ACTIVITY:
In the listing that follows, give every line again exactly and omit the pictures.

EXERCISE MATERIALS:
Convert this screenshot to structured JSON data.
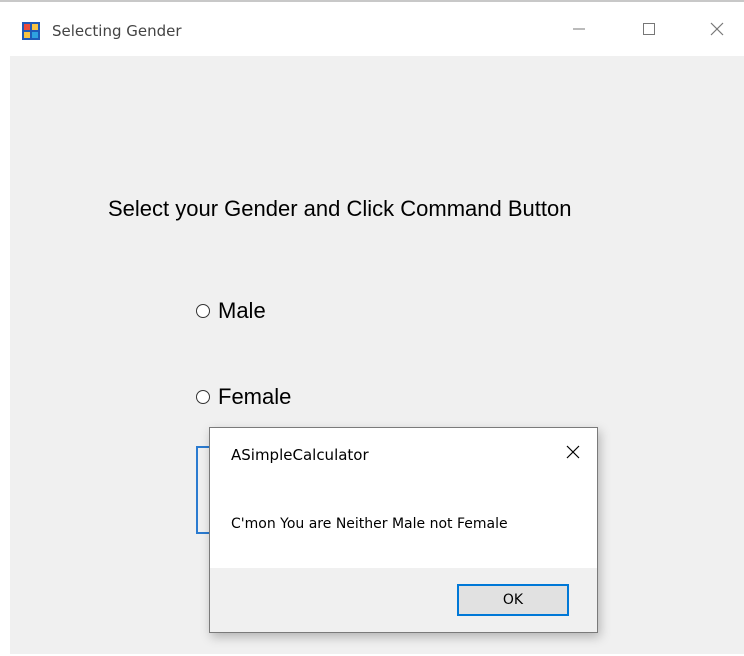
{
  "window": {
    "title": "Selecting Gender",
    "icon": "windows-form-icon"
  },
  "form": {
    "heading": "Select your Gender and Click Command Button",
    "options": [
      {
        "label": "Male",
        "selected": false
      },
      {
        "label": "Female",
        "selected": false
      }
    ]
  },
  "dialog": {
    "title": "ASimpleCalculator",
    "message": "C'mon You are Neither Male not Female",
    "ok_label": "OK"
  },
  "colors": {
    "accent": "#0078d7",
    "window_bg": "#f0f0f0"
  }
}
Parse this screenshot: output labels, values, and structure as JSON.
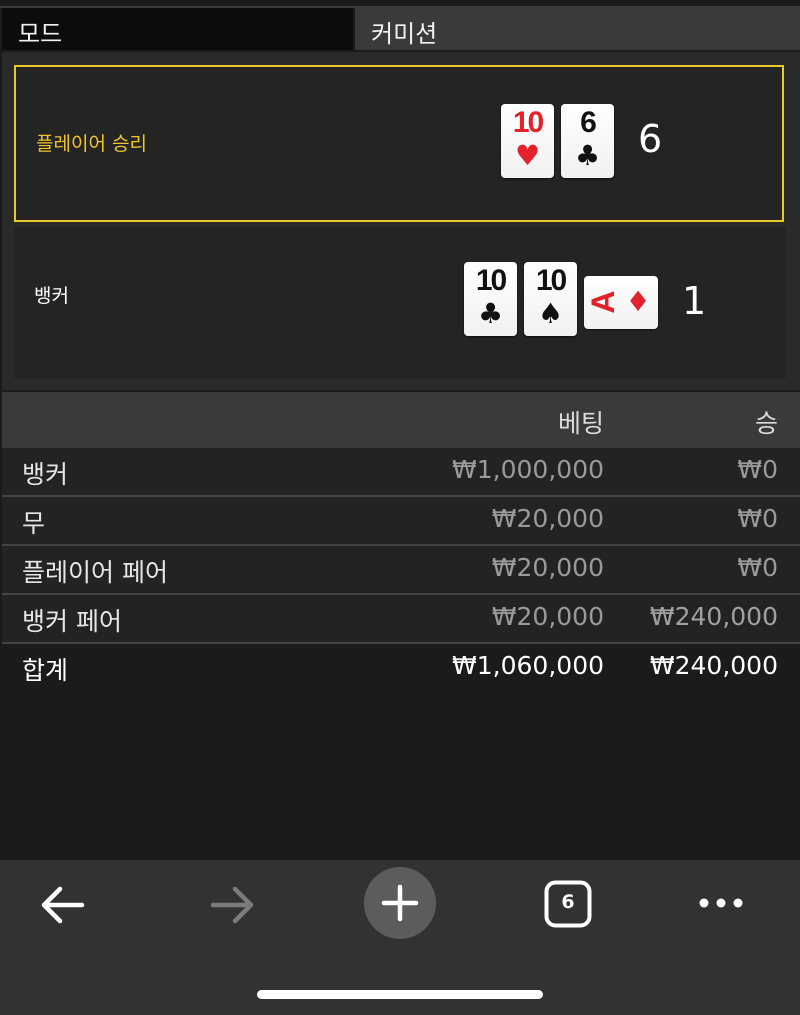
{
  "mode": {
    "label": "모드",
    "value": "커미션"
  },
  "player": {
    "label": "플레이어 승리",
    "total": "6",
    "cards": [
      {
        "rank": "10",
        "suit": "♥",
        "color": "red"
      },
      {
        "rank": "6",
        "suit": "♣",
        "color": "black"
      }
    ]
  },
  "banker": {
    "label": "뱅커",
    "total": "1",
    "cards": [
      {
        "rank": "10",
        "suit": "♣",
        "color": "black"
      },
      {
        "rank": "10",
        "suit": "♠",
        "color": "black"
      },
      {
        "rank": "A",
        "suit": "♦",
        "color": "red",
        "rotated": true
      }
    ]
  },
  "table": {
    "headers": {
      "name": "",
      "bet": "베팅",
      "win": "승"
    },
    "rows": [
      {
        "name": "뱅커",
        "bet": "₩1,000,000",
        "win": "₩0"
      },
      {
        "name": "무",
        "bet": "₩20,000",
        "win": "₩0"
      },
      {
        "name": "플레이어 페어",
        "bet": "₩20,000",
        "win": "₩0"
      },
      {
        "name": "뱅커 페어",
        "bet": "₩20,000",
        "win": "₩240,000"
      }
    ],
    "total": {
      "name": "합계",
      "bet": "₩1,060,000",
      "win": "₩240,000"
    }
  },
  "toolbar": {
    "back_icon": "arrow-left-icon",
    "forward_icon": "arrow-right-icon",
    "new_tab_icon": "plus-icon",
    "tab_count": "6",
    "more_icon": "ellipsis-icon"
  },
  "colors": {
    "highlight": "#ebc92c",
    "card_red": "#e2232b",
    "card_black": "#111111"
  }
}
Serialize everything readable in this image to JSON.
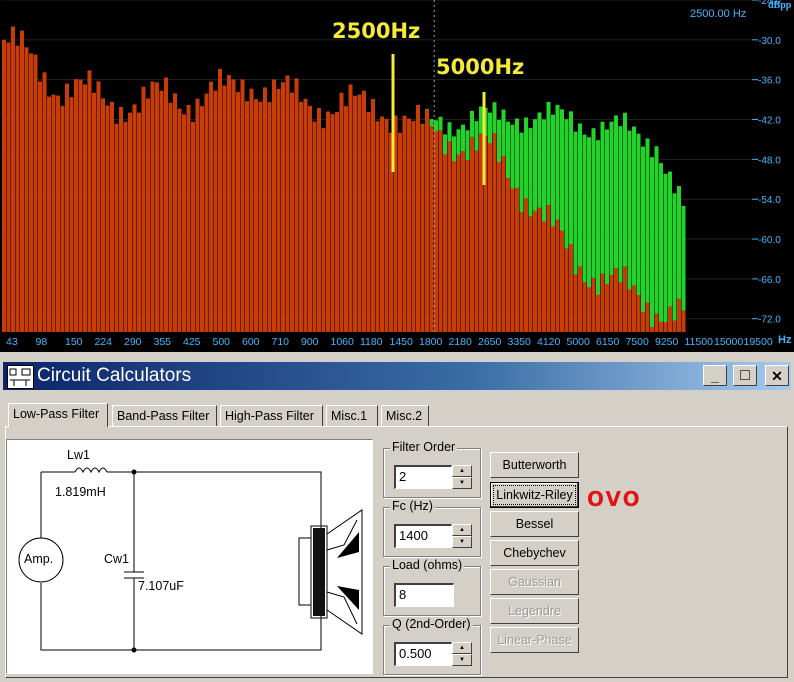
{
  "spectrum": {
    "unit_label": "dBpp",
    "freq_readout": "2500.00 Hz",
    "x_unit": "Hz",
    "y_ticks": [
      "-24.0",
      "-30.0",
      "-36.0",
      "-42.0",
      "-48.0",
      "-54.0",
      "-60.0",
      "-66.0",
      "-72.0"
    ],
    "x_ticks": [
      "43",
      "98",
      "150",
      "224",
      "290",
      "355",
      "425",
      "500",
      "600",
      "710",
      "900",
      "1060",
      "1180",
      "1450",
      "1800",
      "2180",
      "2650",
      "3350",
      "4120",
      "5000",
      "6150",
      "7500",
      "9250",
      "11500",
      "15000",
      "19500"
    ],
    "annotations": [
      "2500Hz",
      "5000Hz"
    ],
    "colors": {
      "red_series": "#c83c08",
      "green_series": "#22d42a",
      "marker": "#f3ea3a",
      "axis": "#41b6ff"
    }
  },
  "chart_data": {
    "type": "bar",
    "ylabel": "dBpp",
    "xlabel": "Hz",
    "ylim": [
      -74,
      -24
    ],
    "categories": [
      "43",
      "98",
      "150",
      "224",
      "290",
      "355",
      "425",
      "500",
      "600",
      "710",
      "900",
      "1060",
      "1180",
      "1450",
      "1800",
      "2180",
      "2650",
      "3350",
      "4120",
      "5000",
      "6150",
      "7500",
      "9250",
      "11500",
      "15000",
      "19500"
    ],
    "series": [
      {
        "values": [
          -30,
          -33,
          -37,
          -38,
          -39,
          -40,
          -38,
          -39,
          -38,
          -36,
          -38,
          -39,
          -40,
          -40,
          -40,
          -43,
          -44,
          -46,
          -47,
          -52,
          -58,
          -63,
          -66,
          -68,
          -70,
          -72
        ]
      },
      {
        "values": [
          -32,
          -36,
          -39,
          -42,
          -43,
          -43,
          -44,
          -42,
          -44,
          -43,
          -43,
          -44,
          -43,
          -44,
          -44,
          -44,
          -42,
          -42,
          -42,
          -41,
          -42,
          -42,
          -43,
          -44,
          -45,
          -56
        ]
      }
    ],
    "markers": [
      {
        "x": "2500",
        "label": "2500Hz"
      },
      {
        "x": "5000",
        "label": "5000Hz"
      }
    ]
  },
  "window": {
    "title": "Circuit Calculators",
    "min_glyph": "_",
    "max_glyph": "□",
    "close_glyph": "✕",
    "tabs": [
      "Low-Pass Filter",
      "Band-Pass Filter",
      "High-Pass Filter",
      "Misc.1",
      "Misc.2"
    ],
    "circuit": {
      "inductor_name": "Lw1",
      "inductor_value": "1.819mH",
      "capacitor_name": "Cw1",
      "capacitor_value": "7.107uF",
      "source": "Amp."
    },
    "fields": {
      "filter_order_label": "Filter Order",
      "filter_order_value": "2",
      "fc_label": "Fc (Hz)",
      "fc_value": "1400",
      "load_label": "Load (ohms)",
      "load_value": "8",
      "q_label": "Q (2nd-Order)",
      "q_value": "0.500"
    },
    "buttons": [
      "Butterworth",
      "Linkwitz-Riley",
      "Bessel",
      "Chebychev",
      "Gaussian",
      "Legendre",
      "Linear-Phase"
    ],
    "annotation": "OVO"
  }
}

EXPECTED ANSWER:
Convert this screenshot to structured JSON data.
{
  "window": {
    "title": "Selecting Gender",
    "icon": "windows-form-icon"
  },
  "form": {
    "heading": "Select your Gender and Click Command Button",
    "options": [
      {
        "label": "Male",
        "selected": false
      },
      {
        "label": "Female",
        "selected": false
      }
    ]
  },
  "dialog": {
    "title": "ASimpleCalculator",
    "message": "C'mon You are Neither Male not Female",
    "ok_label": "OK"
  },
  "colors": {
    "accent": "#0078d7",
    "window_bg": "#f0f0f0"
  }
}
Parse this screenshot: output labels, values, and structure as JSON.
{
  "mode": {
    "label": "모드",
    "value": "커미션"
  },
  "player": {
    "label": "플레이어 승리",
    "total": "6",
    "cards": [
      {
        "rank": "10",
        "suit": "♥",
        "color": "red"
      },
      {
        "rank": "6",
        "suit": "♣",
        "color": "black"
      }
    ]
  },
  "banker": {
    "label": "뱅커",
    "total": "1",
    "cards": [
      {
        "rank": "10",
        "suit": "♣",
        "color": "black"
      },
      {
        "rank": "10",
        "suit": "♠",
        "color": "black"
      },
      {
        "rank": "A",
        "suit": "♦",
        "color": "red",
        "rotated": true
      }
    ]
  },
  "table": {
    "headers": {
      "name": "",
      "bet": "베팅",
      "win": "승"
    },
    "rows": [
      {
        "name": "뱅커",
        "bet": "₩1,000,000",
        "win": "₩0"
      },
      {
        "name": "무",
        "bet": "₩20,000",
        "win": "₩0"
      },
      {
        "name": "플레이어 페어",
        "bet": "₩20,000",
        "win": "₩0"
      },
      {
        "name": "뱅커 페어",
        "bet": "₩20,000",
        "win": "₩240,000"
      }
    ],
    "total": {
      "name": "합계",
      "bet": "₩1,060,000",
      "win": "₩240,000"
    }
  },
  "toolbar": {
    "back_icon": "arrow-left-icon",
    "forward_icon": "arrow-right-icon",
    "new_tab_icon": "plus-icon",
    "tab_count": "6",
    "more_icon": "ellipsis-icon"
  },
  "colors": {
    "highlight": "#ebc92c",
    "card_red": "#e2232b",
    "card_black": "#111111"
  }
}
Serialize everything readable in this image to JSON.
{
  "spectrum": {
    "unit_label": "dBpp",
    "freq_readout": "2500.00 Hz",
    "x_unit": "Hz",
    "y_ticks": [
      "-24.0",
      "-30.0",
      "-36.0",
      "-42.0",
      "-48.0",
      "-54.0",
      "-60.0",
      "-66.0",
      "-72.0"
    ],
    "x_ticks": [
      "43",
      "98",
      "150",
      "224",
      "290",
      "355",
      "425",
      "500",
      "600",
      "710",
      "900",
      "1060",
      "1180",
      "1450",
      "1800",
      "2180",
      "2650",
      "3350",
      "4120",
      "5000",
      "6150",
      "7500",
      "9250",
      "11500",
      "15000",
      "19500"
    ],
    "annotations": [
      "2500Hz",
      "5000Hz"
    ],
    "colors": {
      "red_series": "#c83c08",
      "green_series": "#22d42a",
      "marker": "#f3ea3a",
      "axis": "#41b6ff"
    }
  },
  "chart_data": {
    "type": "bar",
    "ylabel": "dBpp",
    "xlabel": "Hz",
    "ylim": [
      -74,
      -24
    ],
    "categories": [
      "43",
      "98",
      "150",
      "224",
      "290",
      "355",
      "425",
      "500",
      "600",
      "710",
      "900",
      "1060",
      "1180",
      "1450",
      "1800",
      "2180",
      "2650",
      "3350",
      "4120",
      "5000",
      "6150",
      "7500",
      "9250",
      "11500",
      "15000",
      "19500"
    ],
    "series": [
      {
        "values": [
          -30,
          -33,
          -37,
          -38,
          -39,
          -40,
          -38,
          -39,
          -38,
          -36,
          -38,
          -39,
          -40,
          -40,
          -40,
          -43,
          -44,
          -46,
          -47,
          -52,
          -58,
          -63,
          -66,
          -68,
          -70,
          -72
        ]
      },
      {
        "values": [
          -32,
          -36,
          -39,
          -42,
          -43,
          -43,
          -44,
          -42,
          -44,
          -43,
          -43,
          -44,
          -43,
          -44,
          -44,
          -44,
          -42,
          -42,
          -42,
          -41,
          -42,
          -42,
          -43,
          -44,
          -45,
          -56
        ]
      }
    ],
    "markers": [
      {
        "x": "2500",
        "label": "2500Hz"
      },
      {
        "x": "5000",
        "label": "5000Hz"
      }
    ]
  },
  "window": {
    "title": "Circuit Calculators",
    "min_glyph": "_",
    "max_glyph": "□",
    "close_glyph": "✕",
    "tabs": [
      "Low-Pass Filter",
      "Band-Pass Filter",
      "High-Pass Filter",
      "Misc.1",
      "Misc.2"
    ],
    "circuit": {
      "inductor_name": "Lw1",
      "inductor_value": "1.819mH",
      "capacitor_name": "Cw1",
      "capacitor_value": "7.107uF",
      "source": "Amp."
    },
    "fields": {
      "filter_order_label": "Filter Order",
      "filter_order_value": "2",
      "fc_label": "Fc (Hz)",
      "fc_value": "1400",
      "load_label": "Load (ohms)",
      "load_value": "8",
      "q_label": "Q (2nd-Order)",
      "q_value": "0.500"
    },
    "buttons": [
      "Butterworth",
      "Linkwitz-Riley",
      "Bessel",
      "Chebychev",
      "Gaussian",
      "Legendre",
      "Linear-Phase"
    ],
    "annotation": "OVO"
  }
}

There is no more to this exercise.